This is a secluded state park and does not get many visitors per year. You should get all the serenity that you desire here. The amenities are very clean and the accommodation is superb.
Some of the activities that you can do in Patrick’s Point include seaside hiking as you listen to the sound of the surf. You can also admire and take photos of the rugged and powerful looking rocks.
For the best clothing, the weather can go gloomy on you anytime, so bring a hiking jacket with you. You might need it.
There are hiking trails, tide pools and great places where you can go see the sea lions and whales in their natural habitat. With just three camping grounds that can hold about 124 families, your children need not feel too secluded.
For your information, the Alcatraz and the Golden Gate Bridge can be seen from the island. Some beach camping would be awesome.
Lassen Volcanic Park – 106, 452 acres
Most people will only take Lassen Volcanic Park camping as a last minute resort, but it is as good as any other for California camping.
One of the things that you will see there include a wonderful lake view and you can have beach camping vacation. You can hit the Devil’s Kitchen trail and see the wonders of geothermal funnels spewing steam. You can also choose to hike a short trail to a small summit called Inspiration Point from where you will get wonderful views of Northern California.
Tighten your hiking shoelaces and head onto Mt. Lassen. It is so beautiful, and from the car park, it is less than 3 miles away. The trail is well maintained and the tall trees keep you sheltered from the sun.
This national park is large with a large diversity of flora and fauna. From Jeffrey Pines, white fir, sugar pine, ponderosa to Manzanita and gooseberry, there are many plants to see. Some of the animals that you can see in this park include raccoons, chipmunks, black bear, mule deer, cougar, coyote, mountain chickadee and others. There is also a lot of birdlife.

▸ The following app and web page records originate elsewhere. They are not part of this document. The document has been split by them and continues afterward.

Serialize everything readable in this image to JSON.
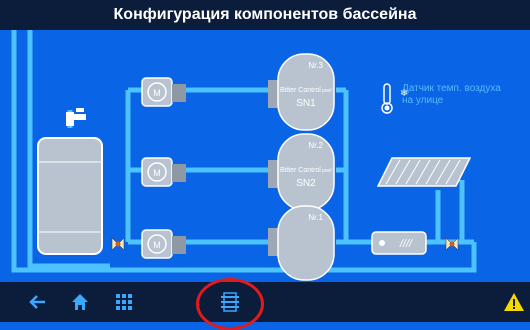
{
  "header": {
    "title": "Конфигурация компонентов бассейна"
  },
  "filters": [
    {
      "number": "Nr.3",
      "brand": "Bitter Control",
      "brand_suffix": "pool",
      "model": "SN1"
    },
    {
      "number": "Nr.2",
      "brand": "Bitter Control",
      "brand_suffix": "pool",
      "model": "SN2"
    },
    {
      "number": "Nr.1",
      "brand": "",
      "brand_suffix": "",
      "model": ""
    }
  ],
  "sensor": {
    "line1": "Датчик темп. воздуха",
    "line2": "на улице"
  },
  "pumps": [
    {
      "letter": "M"
    },
    {
      "letter": "M"
    },
    {
      "letter": "M"
    }
  ],
  "heater": {
    "label": "////"
  },
  "toolbar": {
    "buttons": [
      "back-arrow-icon",
      "home-icon",
      "grid-menu-icon",
      "component-config-icon"
    ],
    "warning": "warning-icon"
  },
  "colors": {
    "pipe": "#4cc3ff",
    "background": "#0a64e6",
    "bar": "#0b1d3a",
    "highlight": "#e11b1b",
    "warning": "#f5d800"
  }
}
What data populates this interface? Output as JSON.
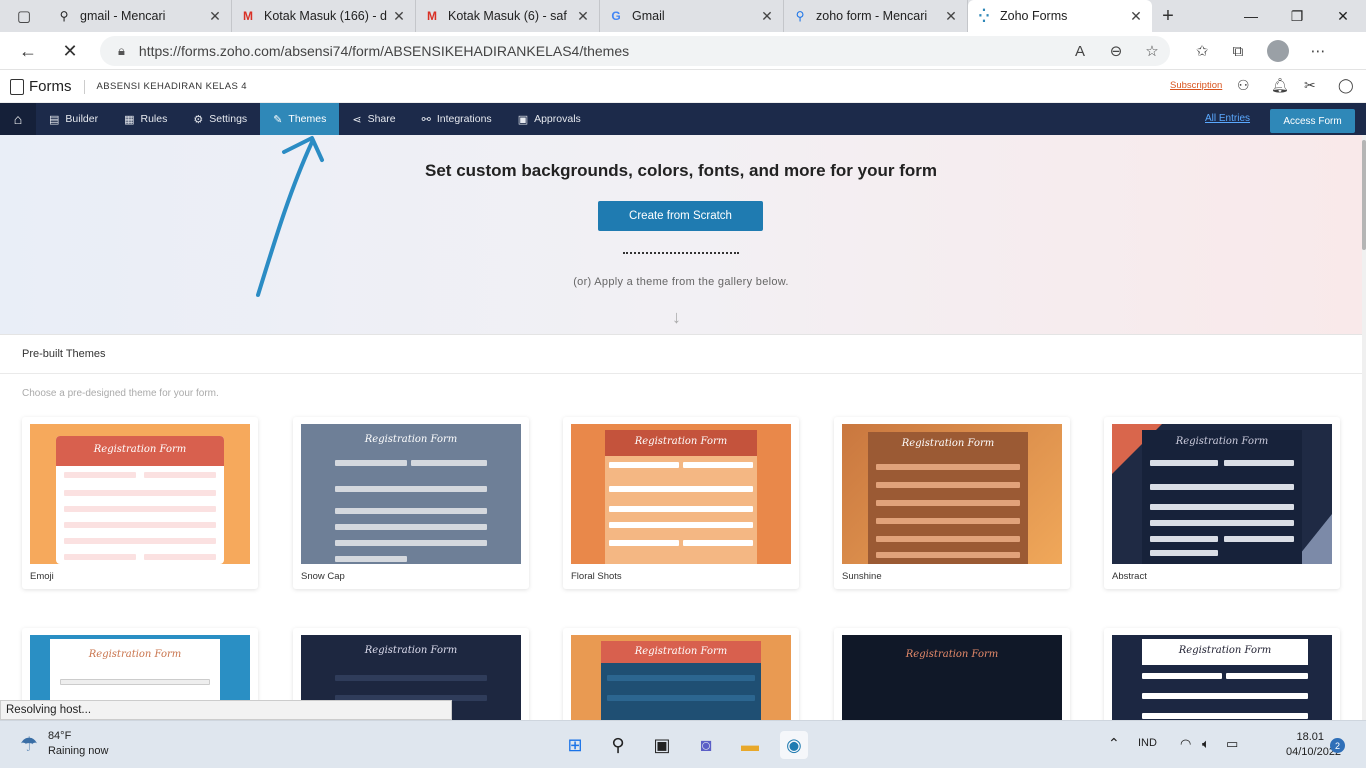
{
  "browser": {
    "tabs": [
      {
        "title": "gmail - Mencari",
        "favicon": "search-icon"
      },
      {
        "title": "Kotak Masuk (166) - d",
        "favicon": "gmail-icon"
      },
      {
        "title": "Kotak Masuk (6) - saf",
        "favicon": "gmail-icon"
      },
      {
        "title": "Gmail",
        "favicon": "google-icon"
      },
      {
        "title": "zoho form - Mencari",
        "favicon": "search-icon"
      },
      {
        "title": "Zoho Forms",
        "favicon": "zoho-icon"
      }
    ],
    "url": "https://forms.zoho.com/absensi74/form/ABSENSIKEHADIRANKELAS4/themes"
  },
  "zoho": {
    "logo": "Forms",
    "form_name": "ABSENSI KEHADIRAN KELAS 4",
    "subscription": "Subscription",
    "nav": [
      {
        "label": "Builder"
      },
      {
        "label": "Rules"
      },
      {
        "label": "Settings"
      },
      {
        "label": "Themes"
      },
      {
        "label": "Share"
      },
      {
        "label": "Integrations"
      },
      {
        "label": "Approvals"
      }
    ],
    "all_entries": "All Entries",
    "access_form": "Access Form"
  },
  "hero": {
    "heading": "Set custom backgrounds, colors, fonts, and more for your form",
    "button": "Create from Scratch",
    "or_text": "(or) Apply a theme from the gallery below."
  },
  "themes": {
    "title": "Pre-built Themes",
    "subtitle": "Choose a pre-designed theme for your form.",
    "preview_title": "Registration Form",
    "items": [
      {
        "name": "Emoji"
      },
      {
        "name": "Snow Cap"
      },
      {
        "name": "Floral Shots"
      },
      {
        "name": "Sunshine"
      },
      {
        "name": "Abstract"
      }
    ]
  },
  "status": "Resolving host...",
  "taskbar": {
    "temp": "84°F",
    "weather": "Raining now",
    "lang": "IND",
    "time": "18.01",
    "date": "04/10/2022",
    "notifications": "2"
  },
  "colors": {
    "nav_bg": "#1c2a4a",
    "accent": "#2f88b8",
    "annotation": "#2b8cc4"
  }
}
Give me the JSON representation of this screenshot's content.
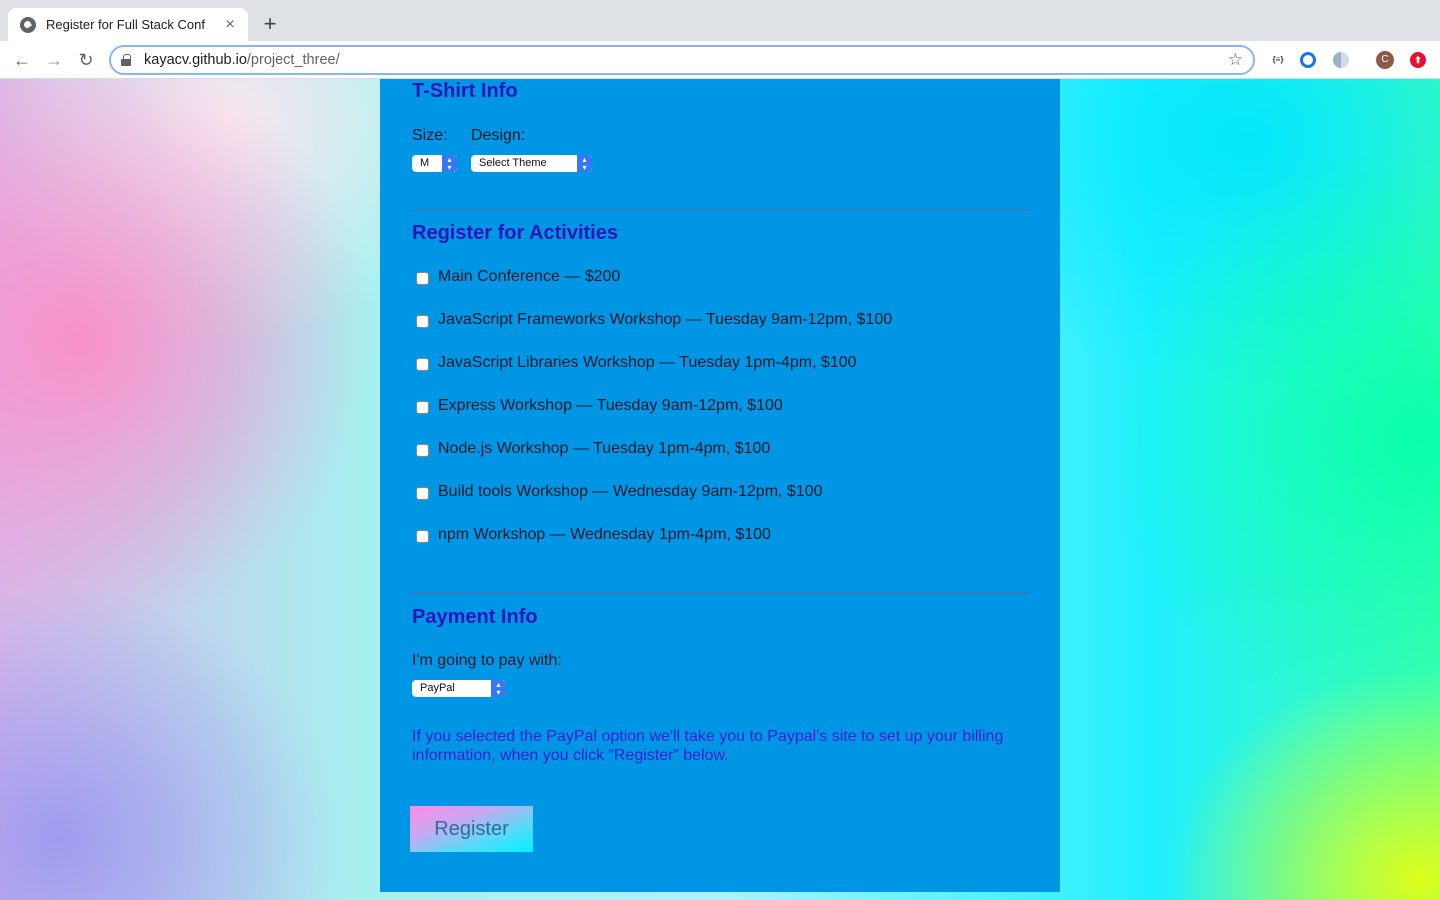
{
  "browser": {
    "tab_title": "Register for Full Stack Conf",
    "tab_close": "×",
    "new_tab": "+",
    "url_host": "kayacv.github.io",
    "url_path": "/project_three/",
    "back": "←",
    "forward": "→",
    "reload": "↻",
    "star": "☆",
    "extensions": [
      {
        "name": "json-viewer-extension-icon",
        "glyph": "{≡}"
      },
      {
        "name": "ring-extension-icon",
        "glyph": ""
      },
      {
        "name": "dark-mode-extension-icon",
        "glyph": ""
      },
      {
        "name": "profile-avatar",
        "glyph": "C"
      },
      {
        "name": "update-extension-icon",
        "glyph": "⬆"
      }
    ]
  },
  "tshirt": {
    "title": "T-Shirt Info",
    "size_label": "Size:",
    "size_value": "M",
    "design_label": "Design:",
    "design_value": "Select Theme"
  },
  "activities": {
    "title": "Register for Activities",
    "items": [
      {
        "label": "Main Conference — $200",
        "checked": false
      },
      {
        "label": "JavaScript Frameworks Workshop — Tuesday 9am-12pm, $100",
        "checked": false
      },
      {
        "label": "JavaScript Libraries Workshop — Tuesday 1pm-4pm, $100",
        "checked": false
      },
      {
        "label": "Express Workshop — Tuesday 9am-12pm, $100",
        "checked": false
      },
      {
        "label": "Node.js Workshop — Tuesday 1pm-4pm, $100",
        "checked": false
      },
      {
        "label": "Build tools Workshop — Wednesday 9am-12pm, $100",
        "checked": false
      },
      {
        "label": "npm Workshop — Wednesday 1pm-4pm, $100",
        "checked": false
      }
    ]
  },
  "payment": {
    "title": "Payment Info",
    "pay_label": "I'm going to pay with:",
    "pay_value": "PayPal",
    "paypal_info": "If you selected the PayPal option we'll take you to Paypal's site to set up your billing information, when you click “Register” below."
  },
  "register_label": "Register",
  "colors": {
    "panel": "#0096e6",
    "heading": "#2b17b8",
    "info_text": "#3a1fcf",
    "select_arrow": "#3478f6"
  }
}
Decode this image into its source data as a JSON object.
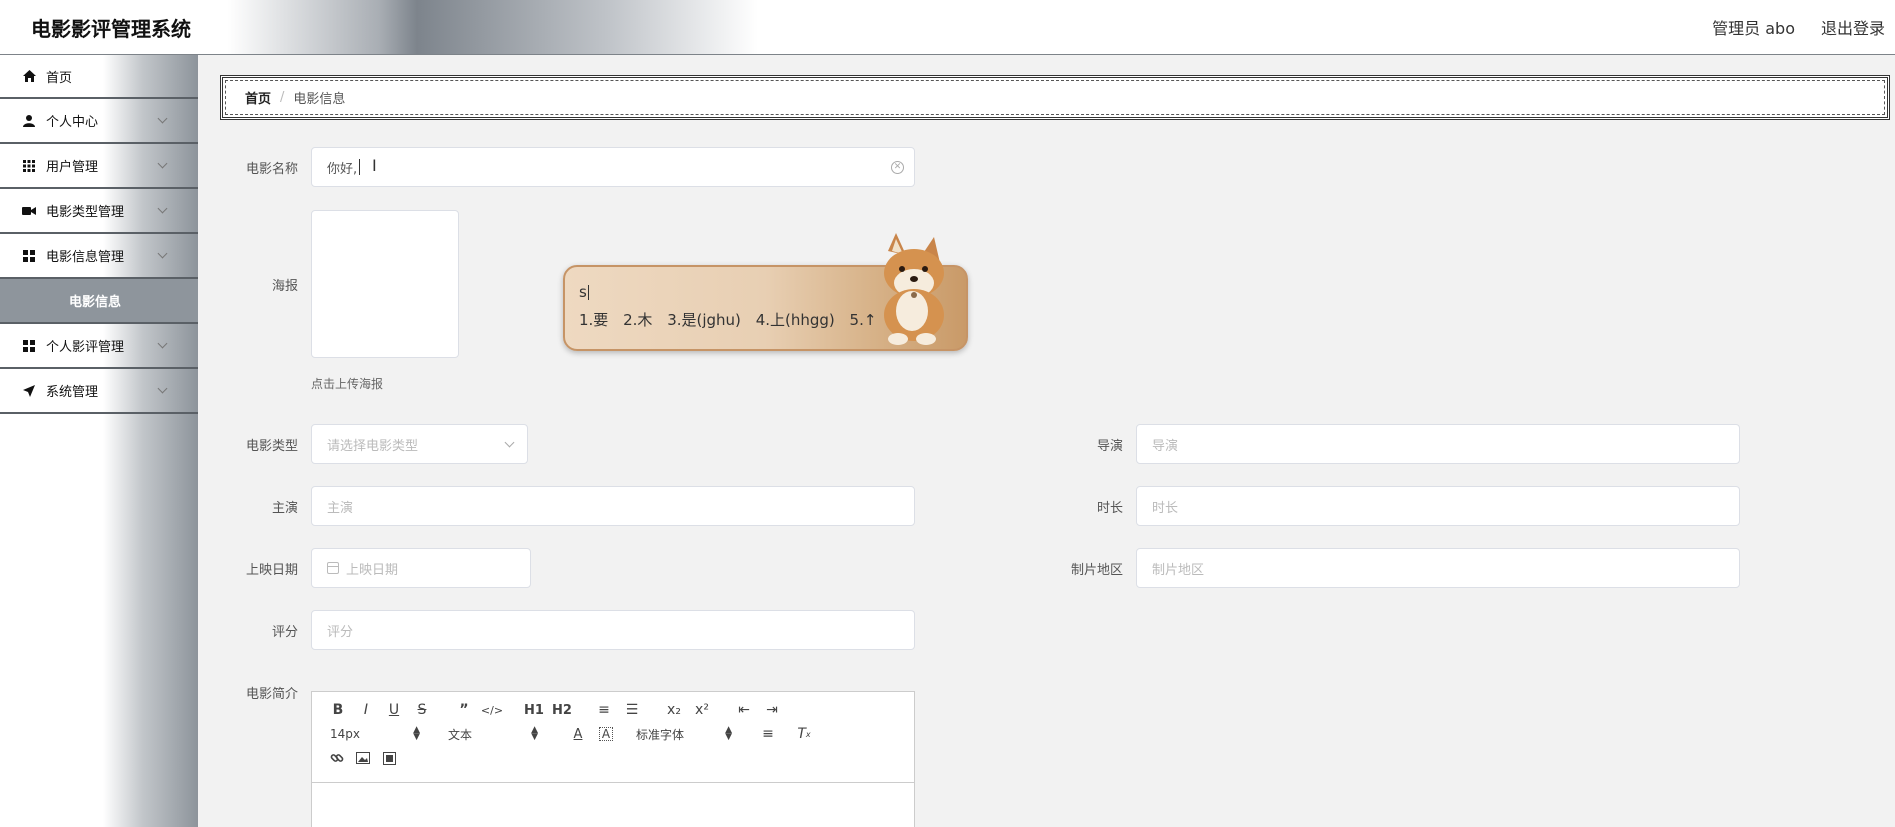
{
  "header": {
    "title": "电影影评管理系统",
    "user": "管理员 abo",
    "logout": "退出登录"
  },
  "sidebar": {
    "items": [
      {
        "label": "首页",
        "icon": "home-icon"
      },
      {
        "label": "个人中心",
        "icon": "user-icon"
      },
      {
        "label": "用户管理",
        "icon": "grid-icon"
      },
      {
        "label": "电影类型管理",
        "icon": "video-icon"
      },
      {
        "label": "电影信息管理",
        "icon": "apps-icon"
      },
      {
        "label": "电影信息",
        "icon": ""
      },
      {
        "label": "个人影评管理",
        "icon": "apps-icon"
      },
      {
        "label": "系统管理",
        "icon": "send-icon"
      }
    ]
  },
  "breadcrumb": {
    "home": "首页",
    "separator": "/",
    "current": "电影信息"
  },
  "form": {
    "movie_name": {
      "label": "电影名称",
      "value": "你好,"
    },
    "poster": {
      "label": "海报",
      "tip": "点击上传海报"
    },
    "movie_type": {
      "label": "电影类型",
      "placeholder": "请选择电影类型"
    },
    "director": {
      "label": "导演",
      "placeholder": "导演"
    },
    "actor": {
      "label": "主演",
      "placeholder": "主演"
    },
    "duration": {
      "label": "时长",
      "placeholder": "时长"
    },
    "release_date": {
      "label": "上映日期",
      "placeholder": "上映日期"
    },
    "region": {
      "label": "制片地区",
      "placeholder": "制片地区"
    },
    "rating": {
      "label": "评分",
      "placeholder": "评分"
    },
    "intro": {
      "label": "电影简介"
    }
  },
  "editor": {
    "font_size": "14px",
    "header_type": "文本",
    "font_family": "标准字体",
    "buttons_row1": [
      "B",
      "I",
      "U",
      "S",
      "”",
      "</>",
      "H1",
      "H2",
      "≡",
      "☰",
      "x₂",
      "x²",
      "⇤",
      "⇥"
    ]
  },
  "ime": {
    "composition": "s",
    "candidates": [
      "1.要",
      "2.木",
      "3.是(jghu)",
      "4.上(hhgg)",
      "5.↑"
    ]
  }
}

In 2016, the park received slightly more than 550,000 visitors. In summer, the park might look a bit crowded but hey, it is large enough for everyone.
You will most likely camp in the Juniper Lake campground or Warner Valley campground, whatever suits you. Call in advance to make a reservation.
Whenever Yosemite is mentioned, one thing that pops to mind is the number of tourists that it must receive every year, for it is indeed a popular park in the USA and the world. However, there is a little hidden jewel of a camping ground about 5 miles away and it does not receive many visitors, thus, it does not require reservations. Just show up!
The track to the camping ground is a bit rough, so perhaps you would need a pickup truck or an off-road vehicle to access it.
Wood and charcoal fires are permitted, so you can cook your food. Bring your dog too but keep him on a leash. A maximum of 6 people are allowed for every camping site. The camping ground is well shaded with trees, so you might want to bring your camping hammock along.
This camping ground is open July through September, so it is more of a summer camping California thing. Bring your water filter too.
These are just six of the best, last minute destinations for California camping. If you do not love large crowds, try them. Some of them are only open in summer, but some are open for all year camping. For camping in California beach, hiking, backpacking and more outdoor fun, try the lesser known places so you can have them to yourself.